At the Farm GateRaise a Glass to Dairy Month
While the COVID-19 pandemic prompted many Americans to hoard toilet paper, I chose milk. I panic-purchased five gallons in late March for our family of four in case I needed to freeze some. Rather, we made smoothies and milkshakes to consume it before the best-by date.
I couldn’t imagine my fridge without milk. I routinely start my day with a big glass of ice-cold 2% milk and sometimes end it with a small serving of the chocolate variety. You could say I raise my glass at dawn and dusk for dairy farmers, most fitting with the Dairy Month of June upon us.
Worthy of celebration, dairymen represent some of the most committed farm families in America. Cows need milked two to three times a day regardless of holidays or pandemics. Thankfully, advancements in technology provide labor flexibility on dairy farms where robots milk cows and automated systems deliver feed. Dairy farmers also have upgraded cow comfort, from better bedding for joints to backrubs from barn-mounted brushes. Some even use Fitbit-like collars to track individual cow activity.

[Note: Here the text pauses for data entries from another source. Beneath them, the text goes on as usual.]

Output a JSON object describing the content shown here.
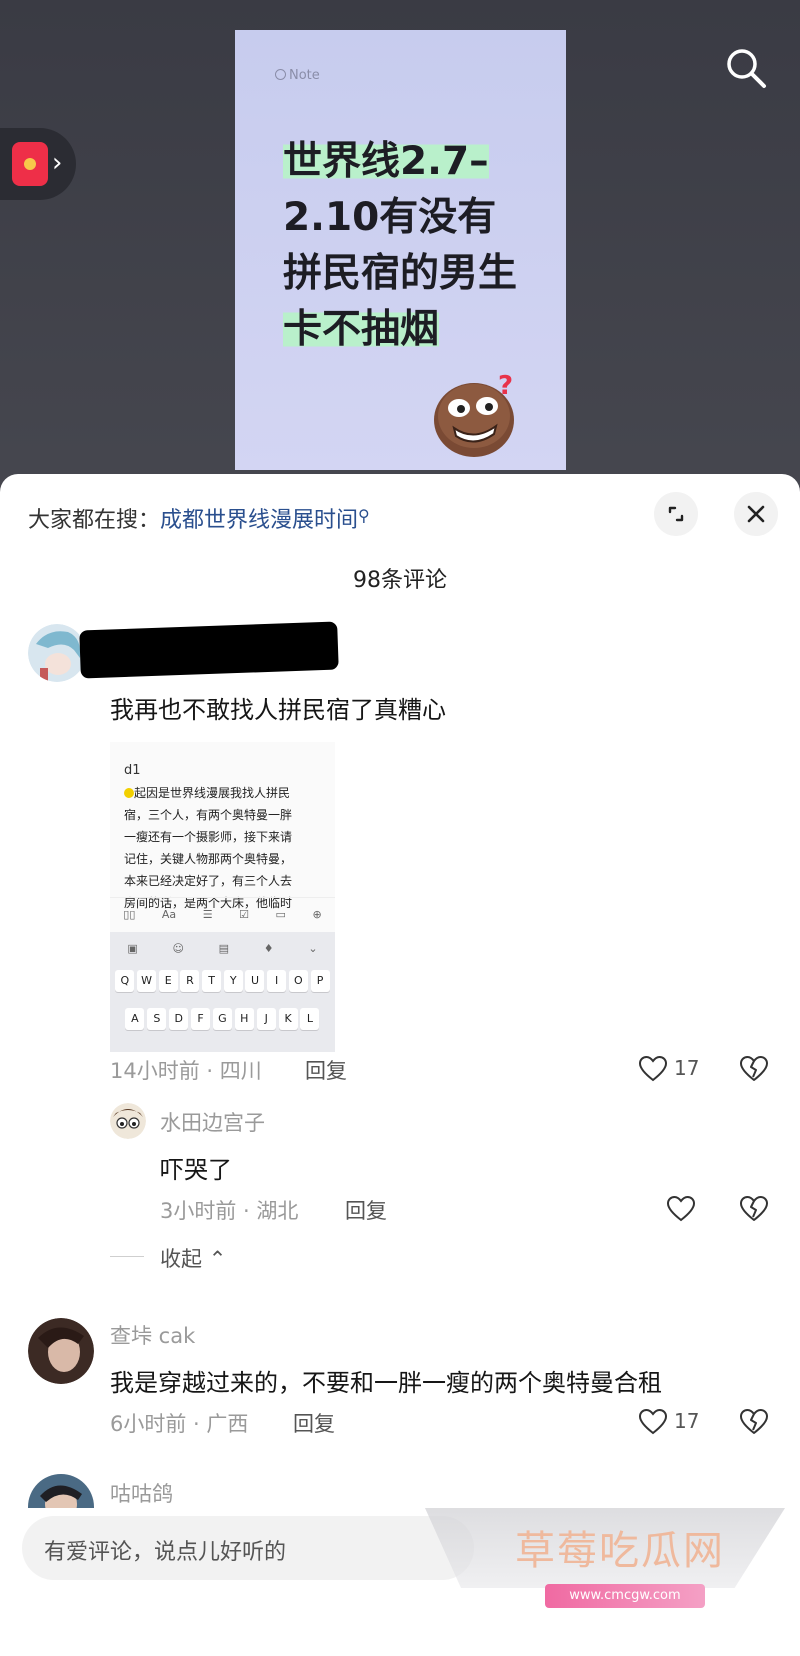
{
  "note": {
    "label": "Note",
    "title_lines": [
      "世界线2.7–",
      "2.10有没有",
      "拼民宿的男生",
      "卡不抽烟"
    ]
  },
  "top_bar": {
    "search_icon": "search-icon",
    "red_packet_icon": "red-envelope-icon"
  },
  "sheet": {
    "hot_search_prefix": "大家都在搜：",
    "hot_search_keyword": "成都世界线漫展时间",
    "comment_count": "98条评论"
  },
  "comments": [
    {
      "name": "",
      "text": "我再也不敢找人拼民宿了真糟心",
      "meta": "14小时前 · 四川",
      "reply_label": "回复",
      "likes": "17",
      "screenshot": {
        "header": "d1",
        "lines": [
          "起因是世界线漫展我找人拼民",
          "宿，三个人，有两个奥特曼一胖",
          "一瘦还有一个摄影师，接下来请",
          "记住，关键人物那两个奥特曼，",
          "本来已经决定好了，有三个人去",
          "房间的话，是两个大床，他临时"
        ],
        "toolbar": [
          "▯▯",
          "Aa",
          "☰",
          "☑",
          "▭",
          "⊕"
        ],
        "kb_row1": [
          "Q",
          "W",
          "E",
          "R",
          "T",
          "Y",
          "U",
          "I",
          "O",
          "P"
        ],
        "kb_row2": [
          "A",
          "S",
          "D",
          "F",
          "G",
          "H",
          "J",
          "K",
          "L"
        ]
      },
      "reply": {
        "name": "水田边宫子",
        "text": "吓哭了",
        "meta": "3小时前 · 湖北",
        "reply_label": "回复"
      },
      "collapse_label": "收起"
    },
    {
      "name": "查垰 cak",
      "text": "我是穿越过来的，不要和一胖一瘦的两个奥特曼合租",
      "meta": "6小时前 · 广西",
      "reply_label": "回复",
      "likes": "17"
    },
    {
      "name": "咕咕鸽"
    }
  ],
  "input": {
    "placeholder": "有爱评论，说点儿好听的"
  },
  "watermark": {
    "title": "草莓吃瓜网",
    "url": "www.cmcgw.com"
  }
}
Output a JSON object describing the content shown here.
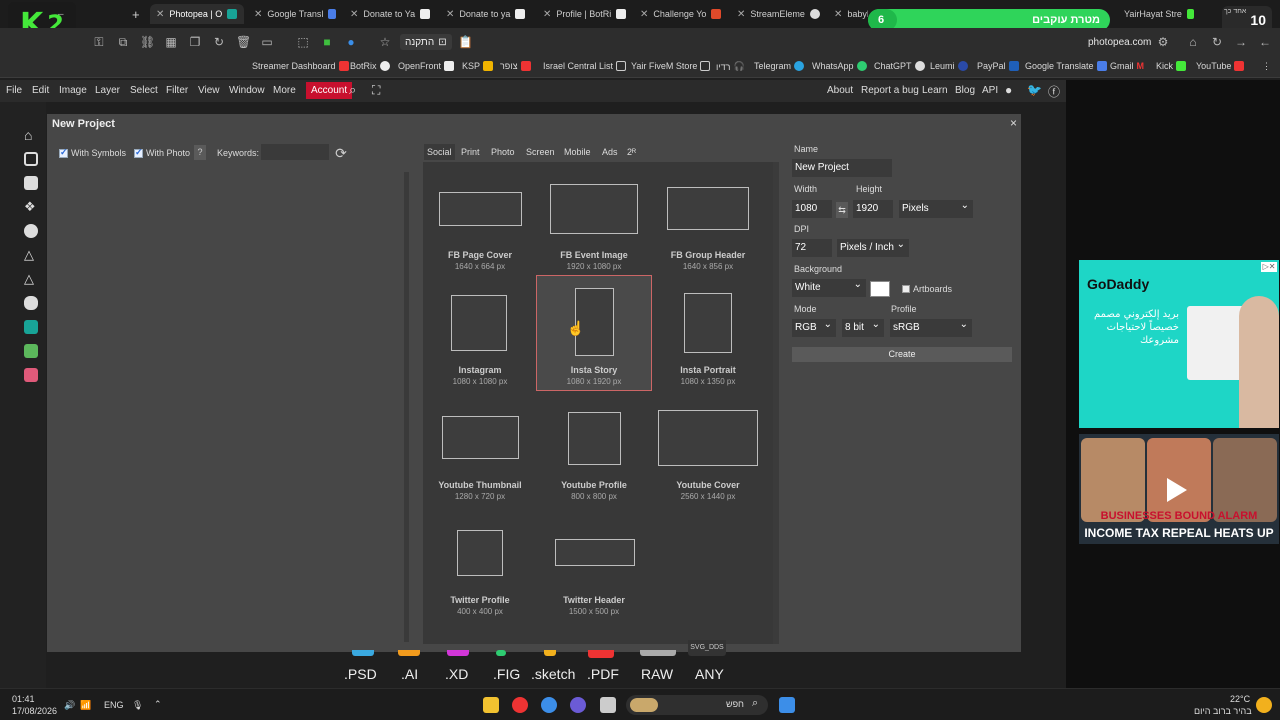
{
  "browser": {
    "tabs": [
      {
        "title": "Photopea | O",
        "active": true
      },
      {
        "title": "Google Transl"
      },
      {
        "title": "Donate to Ya"
      },
      {
        "title": "Donate to ya"
      },
      {
        "title": "Profile | BotRi"
      },
      {
        "title": "Challenge Yo"
      },
      {
        "title": "StreamEleme"
      },
      {
        "title": "babyM"
      },
      {
        "title": "YairHayat Stre"
      }
    ],
    "new_tab": "+",
    "url": "photopea.com",
    "install_button": "התקנה",
    "bookmarks": [
      "Streamer Dashboard",
      "BotRix",
      "OpenFront",
      "KSP",
      "צופר",
      "Israel Central List",
      "Yair FiveM Store",
      "רדיו",
      "Telegram",
      "WhatsApp",
      "ChatGPT",
      "Leumi",
      "PayPal",
      "Google Translate",
      "Gmail",
      "Kick",
      "YouTube"
    ]
  },
  "overlay": {
    "k2_letter": "K",
    "k2_number": "2",
    "goal_count": "6",
    "goal_label": "מטרת עוקבים",
    "goal_progress": 0.12,
    "badge_number": "10",
    "badge_label": "אחד כך"
  },
  "menu": {
    "items": [
      "File",
      "Edit",
      "Image",
      "Layer",
      "Select",
      "Filter",
      "View",
      "Window",
      "More"
    ],
    "account": "Account",
    "right_links": [
      "About",
      "Report a bug",
      "Learn",
      "Blog",
      "API"
    ]
  },
  "dialog": {
    "title": "New Project",
    "close": "×",
    "with_symbols": "With Symbols",
    "with_photo": "With Photo",
    "help": "?",
    "keywords_label": "Keywords:",
    "categories": [
      "Social",
      "Print",
      "Photo",
      "Screen",
      "Mobile",
      "Ads",
      "2ᴿ"
    ],
    "templates": [
      {
        "name": "FB Page Cover",
        "size": "1640 x 664 px"
      },
      {
        "name": "FB Event Image",
        "size": "1920 x 1080 px"
      },
      {
        "name": "FB Group Header",
        "size": "1640 x 856 px"
      },
      {
        "name": "Instagram",
        "size": "1080 x 1080 px"
      },
      {
        "name": "Insta Story",
        "size": "1080 x 1920 px",
        "selected": true
      },
      {
        "name": "Insta Portrait",
        "size": "1080 x 1350 px"
      },
      {
        "name": "Youtube Thumbnail",
        "size": "1280 x 720 px"
      },
      {
        "name": "Youtube Profile",
        "size": "800 x 800 px"
      },
      {
        "name": "Youtube Cover",
        "size": "2560 x 1440 px"
      },
      {
        "name": "Twitter Profile",
        "size": "400 x 400 px"
      },
      {
        "name": "Twitter Header",
        "size": "1500 x 500 px"
      }
    ],
    "form": {
      "name_label": "Name",
      "name_value": "New Project",
      "width_label": "Width",
      "width_value": "1080",
      "height_label": "Height",
      "height_value": "1920",
      "units": "Pixels",
      "dpi_label": "DPI",
      "dpi_value": "72",
      "dpi_units": "Pixels / Inch",
      "background_label": "Background",
      "background_value": "White",
      "artboards_label": "Artboards",
      "mode_label": "Mode",
      "mode_value": "RGB",
      "bit_value": "8 bit",
      "profile_label": "Profile",
      "profile_value": "sRGB",
      "create": "Create"
    }
  },
  "formats": [
    ".PSD",
    ".AI",
    ".XD",
    ".FIG",
    ".sketch",
    ".PDF",
    "RAW",
    "ANY"
  ],
  "format_top_label": "SVG_DDS",
  "ads": {
    "brand": "GoDaddy",
    "arabic_text": "بريد إلكتروني مصمم خصيصاً لاحتياجات مشروعك",
    "news_red": "BUSINESSES BOUND ALARM",
    "news_white": "INCOME TAX REPEAL HEATS UP"
  },
  "taskbar": {
    "time": "01:41",
    "date": "17/08/2026",
    "lang": "ENG",
    "search_placeholder": "חפש",
    "temperature": "22°C",
    "weather": "בהיר ברוב היום"
  }
}
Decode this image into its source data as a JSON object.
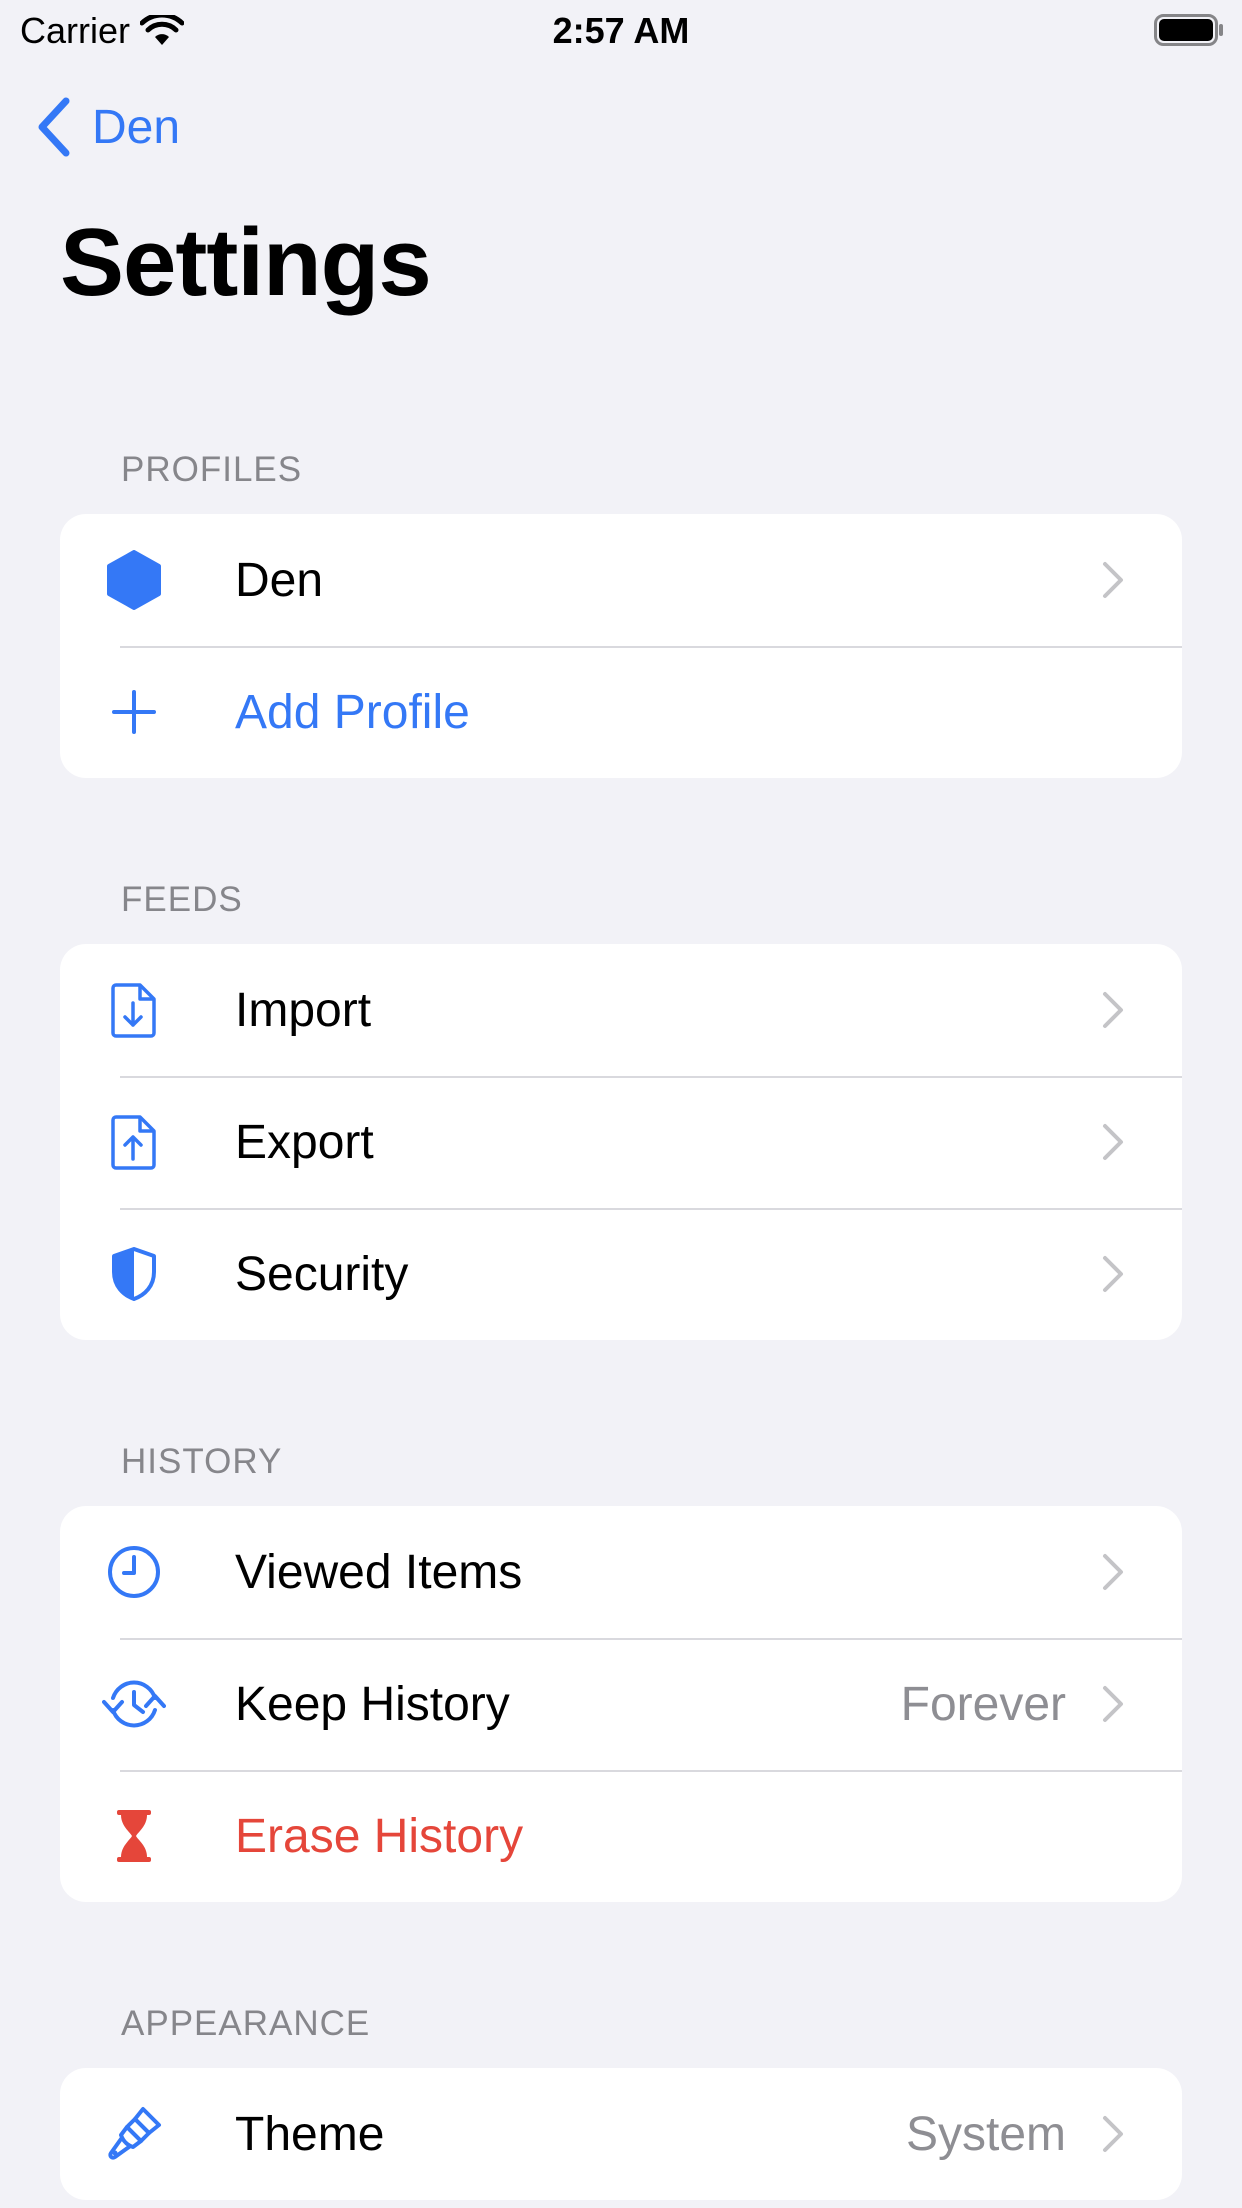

Meanwhile, my Fitbit shows a little less physical activity now that our household advanced to an electric ice cream maker. When I plug it in, I think about Grandpa, who used to hand-crank our family-recipe homemade ice cream for every grandkid’s birthday party.
The tradition of National Dairy Month started the month of Grandpa’s 6th birthday in 1937. Throughout the nation, groups celebrate with ice cream socials, dinners at dairy farms, and promotions that tell of the nine essential nutrients in dairy products. While the satisfying taste puts milk, cheese, and yogurt on our regular grocery pickup order, the nutritious punch of calcium and protein justifies that decision.
Our household’s consumption alone proves far short of the demand needed to reverse the struggles for today’s dairy farmers. Oversupply from COVID-related shutdowns has forced dairymen to dump milk by the tanker full. Milk that supplied restaurants, schools, and institutions suddenly had no place to go. Even before the COVID crisis, declining milk consumption and oversupply had led to the demise of some dairy farms and processors.
While Dairy Month provides reason to celebrate, it also should bring pause to take notice and act. Add more dairy to that grocery pickup order. Ask for extra cheese on that take-out pizza. Plan ice cream for dessert, serve milk with dinner, and toast support to this long-time staple of American life.
About the author: Joanie Stiers’ family grows corn, soybeans, and hay and raises beef cattle and backyard chickens in West-Central Illinois.